A specialist in battle psychology and the vital role of morale in desperate circumstances, Michael Jones tells the human story of Leningrad. Drawing on newly available eyewitness accounts and diaries, he shows Leningrad in its every dimension including taboo truths, long-suppressed by the Soviets, such as looting, criminal gangs and cannibalism.
But, for many ordinary citizens, Leningrad marked the triumph of the human spirit. They drew deeply on their inner resources to inspire, comfort and help one another. At the height of the siege an extraordinary live performance of Shostakovich’s Seventh Symphony profoundly strengthened the city's will to resist. When German troops heard it in their trenches one remarked: ‘We began to understand we would never take Leningrad.
Yet, Leningrad’s self-defence came at a huge price. When the 900-day siege ended in 1944 almost a million people had died and those who survived would be permanently marked by what they had endured, as this superbly insightful and moving history shows.
In February 1943, German forces surrendered to the Red Army at Stalingrad and the tide of war turned. By May 1945 Soviet soldiers had stormed Berlin and brought down Hitler's regime.
Total War follows the fortunes of these fighters as they liberated Russia and the Ukraine from the Nazi invader and fought their way into the heart of the Reich. It reveals the horrors they experienced - the Holocaust, genocide and the mass murder of Soviet POWs - and shows the Red Army, brutalized by war, taking its terrible revenge on the German civilian population. For the first time Russian veterans are candid about the terrible atrocities their own army committed. But they also describe their struggle to raise themselves from the abyss of hatred. Their war against the Nazis - which in large part brought the Second World War in Europe to an end - is a tarnished but deeply moving story of sacrifice and redemption.

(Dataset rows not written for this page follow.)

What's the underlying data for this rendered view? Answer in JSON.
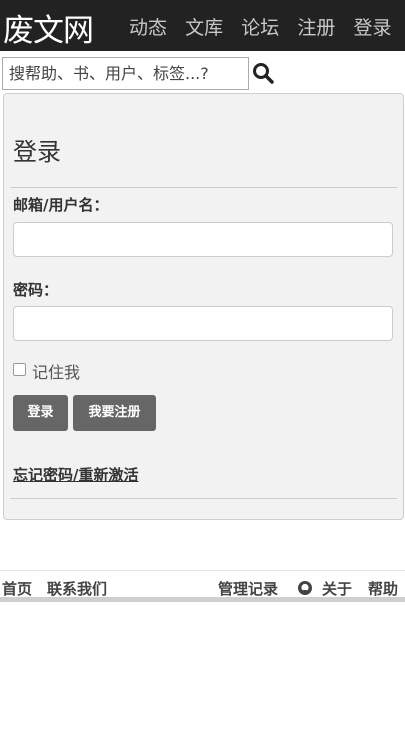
{
  "nav": {
    "brand": "废文网",
    "links": [
      "动态",
      "文库",
      "论坛",
      "注册",
      "登录"
    ]
  },
  "search": {
    "placeholder": "搜帮助、书、用户、标签...?",
    "icon": "search-icon"
  },
  "login": {
    "title": "登录",
    "email_label": "邮箱/用户名：",
    "email_value": "",
    "password_label": "密码：",
    "password_value": "",
    "remember_label": "记住我",
    "remember_checked": false,
    "login_button": "登录",
    "register_button": "我要注册",
    "forgot_link": "忘记密码/重新激活"
  },
  "footer": {
    "home": "首页",
    "contact": "联系我们",
    "admin_log": "管理记录",
    "github_icon": "github-icon",
    "about": "关于",
    "help": "帮助"
  }
}
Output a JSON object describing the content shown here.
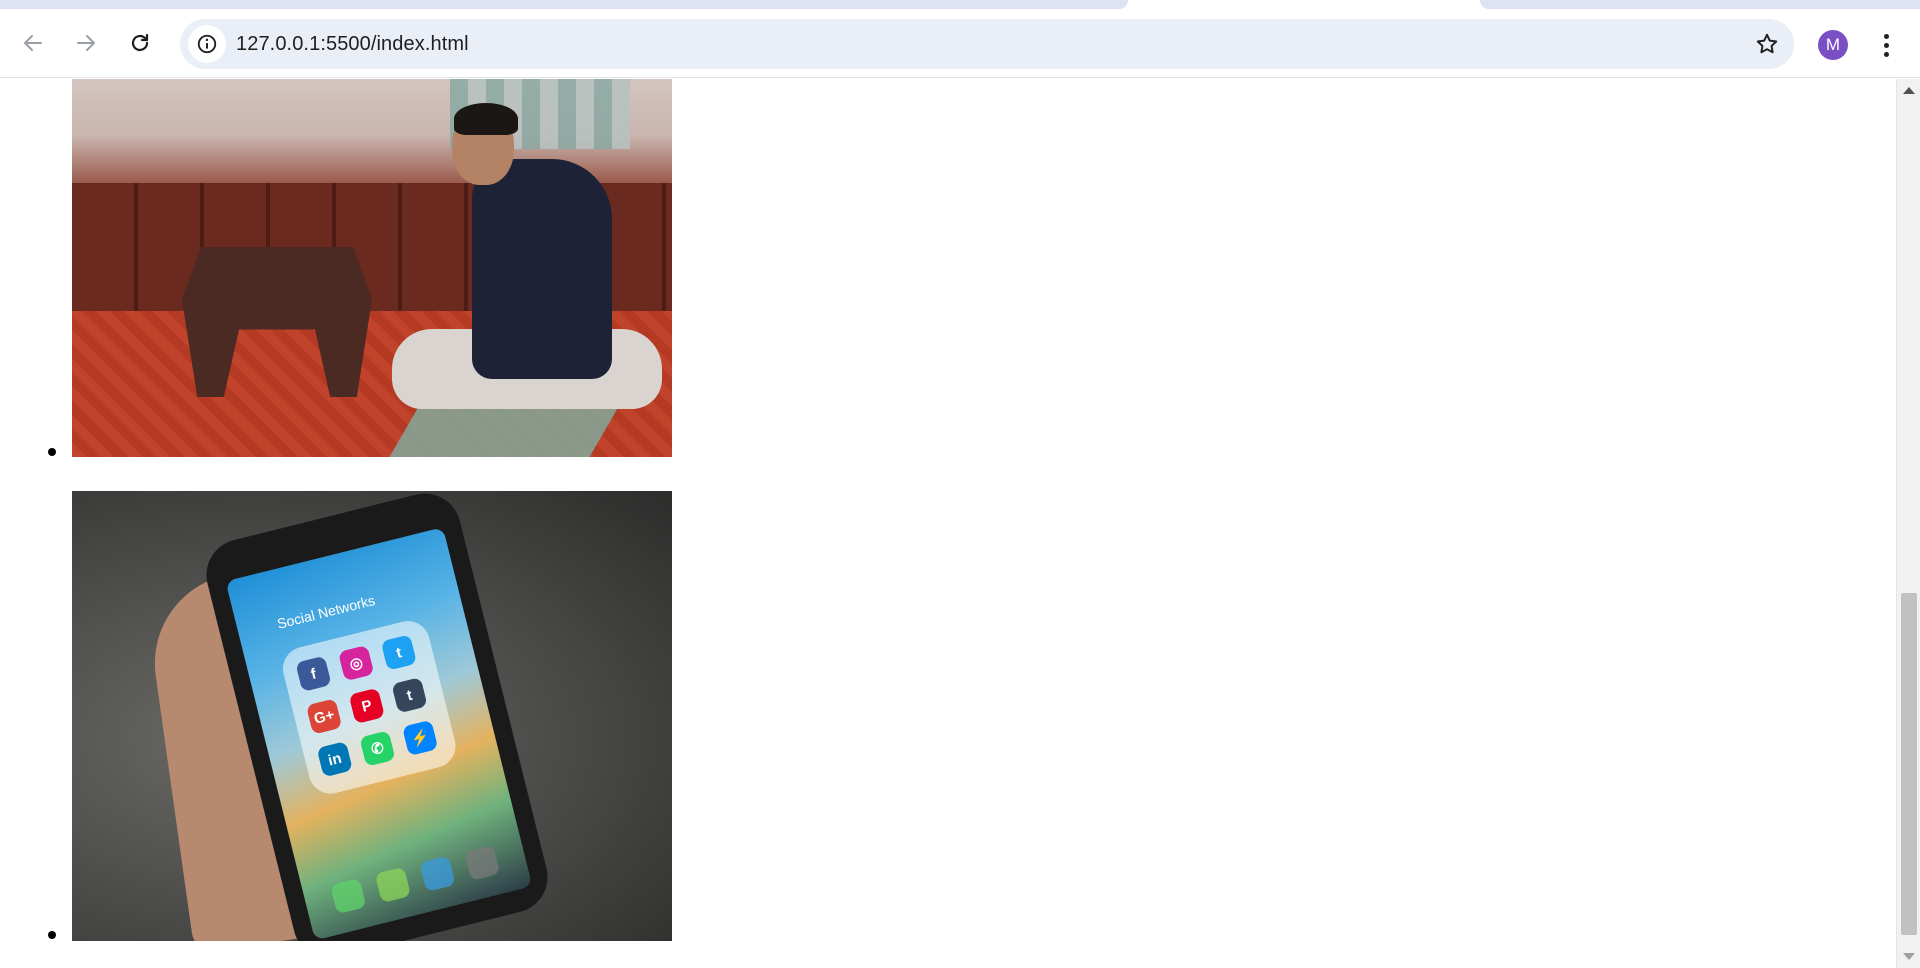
{
  "browser": {
    "url_host": "127.0.0.1",
    "url_rest": ":5500/index.html",
    "profile_initial": "M",
    "colors": {
      "avatar": "#7b4fc4",
      "omnibox": "#e9eef7",
      "tab_inactive": "#dde3f5"
    },
    "icons": {
      "back": "arrow-left-icon",
      "forward": "arrow-right-icon",
      "reload": "reload-icon",
      "site_info": "info-icon",
      "bookmark": "star-icon",
      "menu": "kebab-menu-icon"
    }
  },
  "page": {
    "gallery": [
      {
        "kind": "photo",
        "subject": "man-praying"
      },
      {
        "kind": "photo",
        "subject": "phone-social-apps",
        "screen_text": "Social Networks",
        "apps": [
          {
            "glyph": "f",
            "color": "#3b5998"
          },
          {
            "glyph": "◎",
            "color": "#d6249f"
          },
          {
            "glyph": "t",
            "color": "#1da1f2"
          },
          {
            "glyph": "G+",
            "color": "#db4437"
          },
          {
            "glyph": "P",
            "color": "#e60023"
          },
          {
            "glyph": "t",
            "color": "#35465c"
          },
          {
            "glyph": "in",
            "color": "#0077b5"
          },
          {
            "glyph": "✆",
            "color": "#25d366"
          },
          {
            "glyph": "⚡",
            "color": "#0084ff"
          }
        ]
      }
    ]
  }
}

At the moment of crisis in 1941 on the Eastern front, with the forces of Hitler massing on the outskirts of Moscow, the miraculous occurred: Moscow was saved. Yet this turning point was followed by a long retreat, in which Russian forces, inspired by old beliefs in the sacred motherland, pushed back German forces steeled by the vision of the ubermensch, the iron-willed fighter. Many of Russia's 27 million military and civilian deaths occurred in this desperate struggle.
In THE RETREAT, Michael Jones, acclaimed author of LENINGRAD, draws upon a mass of new eye-witness testimony from both sides of the conflict to tell, with matchless vividness and comprehensiveness, of the crucial turning point of the Second World War - the moment when the armies of Hitler could go no further - and of the titanic and cruel struggle of two mighty empires.
The remarkable events that occurred between the Nazi-Soviet pact and the German army's eventual invasion of Poland on 1 September were neither foreseeable nor inevitable. Gathering Storm is the riveting new account of this most precarious and fraught race against time.
In a countdown covering the ten days from the aftermath of the Nazi-Soviet pact on 24 August 1939 to the outbreak of war on 3 September, Mike Jones' gripping narrative uses a wide range of source material - many completely new - to provide a fresh, global retelling of events, anchored by the deteriorating relations between Britain and Germany.
Penetrating the halls of power during the slide towards catastrophe, The Gathering Storm is a stunning new depiction of Prime Minister Chamberlain's Downing Street in this moment of crisis, the manoeuvrings of the Foreign Secretary Viscount Halifax, President Franklin Roosevelt, King Leopold of Belgium, King Emmanuel of Italy, as well as the opposing machinations of Hitler, Ribbentrop, Hess, Göring and Mussolini - and of course the stark voices of Chamberlain and Churchill.